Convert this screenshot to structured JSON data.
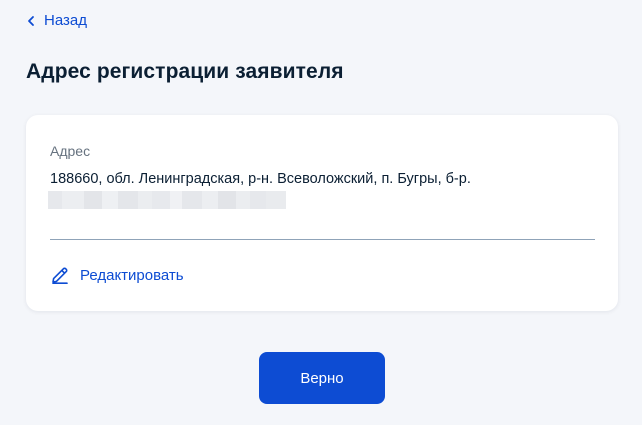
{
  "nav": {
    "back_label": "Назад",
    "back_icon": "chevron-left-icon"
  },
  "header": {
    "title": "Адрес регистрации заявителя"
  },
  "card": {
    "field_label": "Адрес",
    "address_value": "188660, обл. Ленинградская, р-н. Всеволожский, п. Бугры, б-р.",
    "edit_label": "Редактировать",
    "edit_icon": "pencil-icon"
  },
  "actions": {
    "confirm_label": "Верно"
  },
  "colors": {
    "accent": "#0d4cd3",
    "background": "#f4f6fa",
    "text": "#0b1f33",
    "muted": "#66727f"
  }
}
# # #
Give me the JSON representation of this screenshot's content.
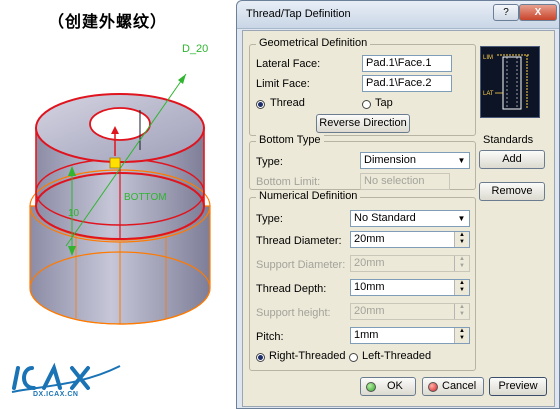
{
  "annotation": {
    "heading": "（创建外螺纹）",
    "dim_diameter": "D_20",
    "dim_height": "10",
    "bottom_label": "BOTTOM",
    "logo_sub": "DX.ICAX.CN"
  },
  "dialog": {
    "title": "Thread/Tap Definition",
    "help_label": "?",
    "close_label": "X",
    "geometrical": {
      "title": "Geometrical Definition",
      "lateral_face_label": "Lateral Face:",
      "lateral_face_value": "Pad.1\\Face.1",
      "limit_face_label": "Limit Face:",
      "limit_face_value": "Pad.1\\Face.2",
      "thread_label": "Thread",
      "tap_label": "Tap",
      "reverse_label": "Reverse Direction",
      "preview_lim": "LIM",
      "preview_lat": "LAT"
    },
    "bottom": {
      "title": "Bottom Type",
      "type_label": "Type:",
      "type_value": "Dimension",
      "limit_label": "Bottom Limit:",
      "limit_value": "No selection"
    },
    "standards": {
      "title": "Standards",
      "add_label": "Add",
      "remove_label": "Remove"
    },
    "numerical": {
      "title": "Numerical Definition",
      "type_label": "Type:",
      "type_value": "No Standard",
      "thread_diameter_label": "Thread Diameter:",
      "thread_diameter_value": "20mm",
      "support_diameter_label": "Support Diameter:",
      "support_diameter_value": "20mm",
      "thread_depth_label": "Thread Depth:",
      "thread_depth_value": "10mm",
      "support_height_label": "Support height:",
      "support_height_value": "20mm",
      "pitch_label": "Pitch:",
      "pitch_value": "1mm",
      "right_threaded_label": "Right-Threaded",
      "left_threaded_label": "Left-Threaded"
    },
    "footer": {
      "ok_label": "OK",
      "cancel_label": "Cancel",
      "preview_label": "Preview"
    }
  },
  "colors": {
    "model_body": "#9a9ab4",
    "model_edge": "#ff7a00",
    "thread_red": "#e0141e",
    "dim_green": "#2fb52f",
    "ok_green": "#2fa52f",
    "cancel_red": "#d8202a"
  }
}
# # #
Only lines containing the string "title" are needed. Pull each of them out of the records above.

    "title": "Адрес регистрации заявителя"
    "title": "Thread/Tap Definition",
      "title": "Geometrical Definition",
      "title": "Bottom Type",
      "title": "Standards",
      "title": "Numerical Definition",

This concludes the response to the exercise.